To make this recipe, you will need a large bowl and the following ingredients: 2 eggs, 1 cup buttermilk, 3/4 cup distilled white vinegar, 3 tablespoons beet puree, and 4 tablespoons of cocoa powder. You will also need all-purpose flour, baking powder, salt, and sugar.

The tang of vinegar in this recipe helps prevent the beets from oxidising during baking, which is why it’s important to use an acidic batter. You can also omit the vinegar if you don’t have it on hand. The best part of this recipe is that it’s easy to prepare and tastes delicious with or without frosting. It’s perfect for Valentine’s Day, Christmas, or any other special occasion. You can even make it into cupcakes! The recipe makes one sheet cake or a 2-layer cake.

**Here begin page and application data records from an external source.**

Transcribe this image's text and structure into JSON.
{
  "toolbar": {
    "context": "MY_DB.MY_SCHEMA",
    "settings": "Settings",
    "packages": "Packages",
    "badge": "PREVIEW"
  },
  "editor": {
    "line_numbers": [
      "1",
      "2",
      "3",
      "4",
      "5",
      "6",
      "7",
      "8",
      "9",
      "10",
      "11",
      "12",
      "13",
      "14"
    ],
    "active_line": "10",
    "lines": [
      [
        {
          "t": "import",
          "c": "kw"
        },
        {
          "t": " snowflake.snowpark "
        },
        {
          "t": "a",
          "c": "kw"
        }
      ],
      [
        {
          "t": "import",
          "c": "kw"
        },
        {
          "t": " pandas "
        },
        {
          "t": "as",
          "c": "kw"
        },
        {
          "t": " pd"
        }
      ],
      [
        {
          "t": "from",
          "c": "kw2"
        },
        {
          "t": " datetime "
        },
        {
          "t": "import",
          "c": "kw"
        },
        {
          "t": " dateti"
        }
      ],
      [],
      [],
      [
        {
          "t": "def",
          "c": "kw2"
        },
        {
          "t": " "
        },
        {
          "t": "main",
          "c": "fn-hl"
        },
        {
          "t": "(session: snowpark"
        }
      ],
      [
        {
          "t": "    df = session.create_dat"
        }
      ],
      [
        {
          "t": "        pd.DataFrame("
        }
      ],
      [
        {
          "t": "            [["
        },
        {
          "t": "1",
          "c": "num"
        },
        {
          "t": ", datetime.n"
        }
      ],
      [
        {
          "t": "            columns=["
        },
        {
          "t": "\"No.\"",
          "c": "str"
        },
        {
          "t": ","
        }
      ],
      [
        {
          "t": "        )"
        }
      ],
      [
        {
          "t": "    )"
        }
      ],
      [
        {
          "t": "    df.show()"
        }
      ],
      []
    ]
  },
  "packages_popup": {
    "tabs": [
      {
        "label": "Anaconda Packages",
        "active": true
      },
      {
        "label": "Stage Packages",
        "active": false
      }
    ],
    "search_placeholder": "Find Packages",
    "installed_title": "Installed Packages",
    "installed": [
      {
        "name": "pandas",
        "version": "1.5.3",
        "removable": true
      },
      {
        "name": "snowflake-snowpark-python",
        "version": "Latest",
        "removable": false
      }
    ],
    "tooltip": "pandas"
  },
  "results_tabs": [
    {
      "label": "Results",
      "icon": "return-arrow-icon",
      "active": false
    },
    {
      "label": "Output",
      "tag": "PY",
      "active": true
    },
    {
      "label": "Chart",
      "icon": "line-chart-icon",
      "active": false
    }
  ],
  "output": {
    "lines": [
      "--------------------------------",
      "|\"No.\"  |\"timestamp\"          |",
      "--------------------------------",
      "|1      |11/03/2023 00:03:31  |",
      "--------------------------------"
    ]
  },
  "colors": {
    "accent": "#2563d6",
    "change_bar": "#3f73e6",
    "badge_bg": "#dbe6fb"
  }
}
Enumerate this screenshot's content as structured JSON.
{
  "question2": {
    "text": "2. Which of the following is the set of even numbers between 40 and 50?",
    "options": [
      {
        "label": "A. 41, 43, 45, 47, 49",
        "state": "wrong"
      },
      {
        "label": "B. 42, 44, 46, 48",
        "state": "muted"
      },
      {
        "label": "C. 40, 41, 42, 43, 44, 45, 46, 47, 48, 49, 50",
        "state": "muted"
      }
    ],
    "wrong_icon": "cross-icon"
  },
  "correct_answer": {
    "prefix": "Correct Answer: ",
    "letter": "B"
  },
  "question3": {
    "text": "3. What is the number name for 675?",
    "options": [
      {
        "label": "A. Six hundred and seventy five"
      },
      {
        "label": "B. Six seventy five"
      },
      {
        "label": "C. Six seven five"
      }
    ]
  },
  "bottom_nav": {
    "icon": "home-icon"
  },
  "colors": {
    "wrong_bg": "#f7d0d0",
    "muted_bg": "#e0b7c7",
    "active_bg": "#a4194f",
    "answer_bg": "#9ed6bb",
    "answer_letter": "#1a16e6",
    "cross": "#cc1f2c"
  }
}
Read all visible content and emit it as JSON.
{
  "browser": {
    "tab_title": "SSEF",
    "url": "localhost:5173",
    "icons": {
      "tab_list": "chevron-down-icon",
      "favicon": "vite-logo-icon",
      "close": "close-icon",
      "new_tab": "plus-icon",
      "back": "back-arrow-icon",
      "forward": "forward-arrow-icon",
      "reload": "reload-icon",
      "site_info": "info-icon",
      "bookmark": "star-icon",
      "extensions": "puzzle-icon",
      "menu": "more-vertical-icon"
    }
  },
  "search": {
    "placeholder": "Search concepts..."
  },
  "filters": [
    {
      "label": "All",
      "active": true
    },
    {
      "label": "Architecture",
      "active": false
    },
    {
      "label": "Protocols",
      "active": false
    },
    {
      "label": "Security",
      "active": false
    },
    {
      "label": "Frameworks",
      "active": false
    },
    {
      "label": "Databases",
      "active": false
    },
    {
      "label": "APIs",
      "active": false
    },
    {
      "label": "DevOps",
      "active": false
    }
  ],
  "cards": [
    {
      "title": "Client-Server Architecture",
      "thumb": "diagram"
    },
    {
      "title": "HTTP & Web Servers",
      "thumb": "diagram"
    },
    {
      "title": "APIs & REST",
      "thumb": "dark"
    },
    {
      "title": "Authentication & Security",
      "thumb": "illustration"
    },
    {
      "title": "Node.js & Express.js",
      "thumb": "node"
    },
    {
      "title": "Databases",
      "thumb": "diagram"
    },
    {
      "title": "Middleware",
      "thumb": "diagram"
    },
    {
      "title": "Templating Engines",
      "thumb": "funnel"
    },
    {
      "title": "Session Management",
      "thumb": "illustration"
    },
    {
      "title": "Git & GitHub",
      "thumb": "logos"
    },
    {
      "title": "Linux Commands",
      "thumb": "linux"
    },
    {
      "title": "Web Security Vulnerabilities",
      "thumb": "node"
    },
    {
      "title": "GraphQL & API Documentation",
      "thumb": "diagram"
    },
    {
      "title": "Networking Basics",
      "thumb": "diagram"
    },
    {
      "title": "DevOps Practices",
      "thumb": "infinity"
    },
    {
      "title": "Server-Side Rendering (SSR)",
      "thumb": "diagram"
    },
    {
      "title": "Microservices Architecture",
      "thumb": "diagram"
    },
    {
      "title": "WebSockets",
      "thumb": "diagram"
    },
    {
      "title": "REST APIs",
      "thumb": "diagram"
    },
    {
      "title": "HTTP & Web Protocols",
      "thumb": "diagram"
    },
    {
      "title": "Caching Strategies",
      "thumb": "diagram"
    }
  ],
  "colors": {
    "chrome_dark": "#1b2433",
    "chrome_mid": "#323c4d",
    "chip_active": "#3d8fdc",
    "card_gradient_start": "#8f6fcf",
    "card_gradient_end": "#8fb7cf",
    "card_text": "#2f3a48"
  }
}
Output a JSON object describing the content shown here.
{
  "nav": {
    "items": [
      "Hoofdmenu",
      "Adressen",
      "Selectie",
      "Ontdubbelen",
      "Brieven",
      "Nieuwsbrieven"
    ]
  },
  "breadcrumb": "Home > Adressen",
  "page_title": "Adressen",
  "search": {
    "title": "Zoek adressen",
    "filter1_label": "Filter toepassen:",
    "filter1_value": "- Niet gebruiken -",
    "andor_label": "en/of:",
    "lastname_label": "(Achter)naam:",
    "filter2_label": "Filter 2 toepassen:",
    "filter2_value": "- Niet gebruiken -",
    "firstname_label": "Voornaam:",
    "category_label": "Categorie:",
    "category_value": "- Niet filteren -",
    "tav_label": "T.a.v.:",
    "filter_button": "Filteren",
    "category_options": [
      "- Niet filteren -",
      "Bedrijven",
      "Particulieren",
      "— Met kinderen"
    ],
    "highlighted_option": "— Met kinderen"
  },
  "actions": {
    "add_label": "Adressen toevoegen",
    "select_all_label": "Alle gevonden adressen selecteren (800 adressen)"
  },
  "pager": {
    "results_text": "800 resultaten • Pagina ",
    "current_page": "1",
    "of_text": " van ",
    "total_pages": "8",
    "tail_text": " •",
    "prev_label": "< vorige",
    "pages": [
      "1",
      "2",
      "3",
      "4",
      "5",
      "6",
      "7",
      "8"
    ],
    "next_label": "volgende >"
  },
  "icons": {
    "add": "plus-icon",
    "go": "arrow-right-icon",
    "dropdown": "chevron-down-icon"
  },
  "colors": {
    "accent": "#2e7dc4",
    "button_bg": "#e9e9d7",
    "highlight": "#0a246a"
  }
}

Food coloring

Although modern recipes for red velvet cake call for food coloring to achieve the shade, the color was originally achieved naturally. During the Great Depression, when ingredients like cocoa bars and chocolate powder were rationed, cooks discovered that non-Dutch cocoa powder had natural reddish tinting. When mixed with acidic buttermilk (to help with the leavening) and baking soda, the anthocyanins in the cocoa powder redden.

Stella’s maverick version of the recipe, from her 1951 cookbook Bravetart, hydrates her batter with red wine and uses a custard frosting instead of a traditional boiled-milk frosting. The wine and the raw cocoa create a natural, burgundy-colored cake that’s still delicious without the food coloring.

To replicate this color, it’s important to use a true cocoa powder that hasn’t undergone any alkalizing processes and has high levels of antioxidants like those found in Navitas Naturals. You can also try substituting the baking soda for apple cider vinegar to ensure the acid reacts with the anthocyanins and tints the batter. If you’re avoiding food coloring altogether, try beetroot or hibiscus for a naturally colorful alternative.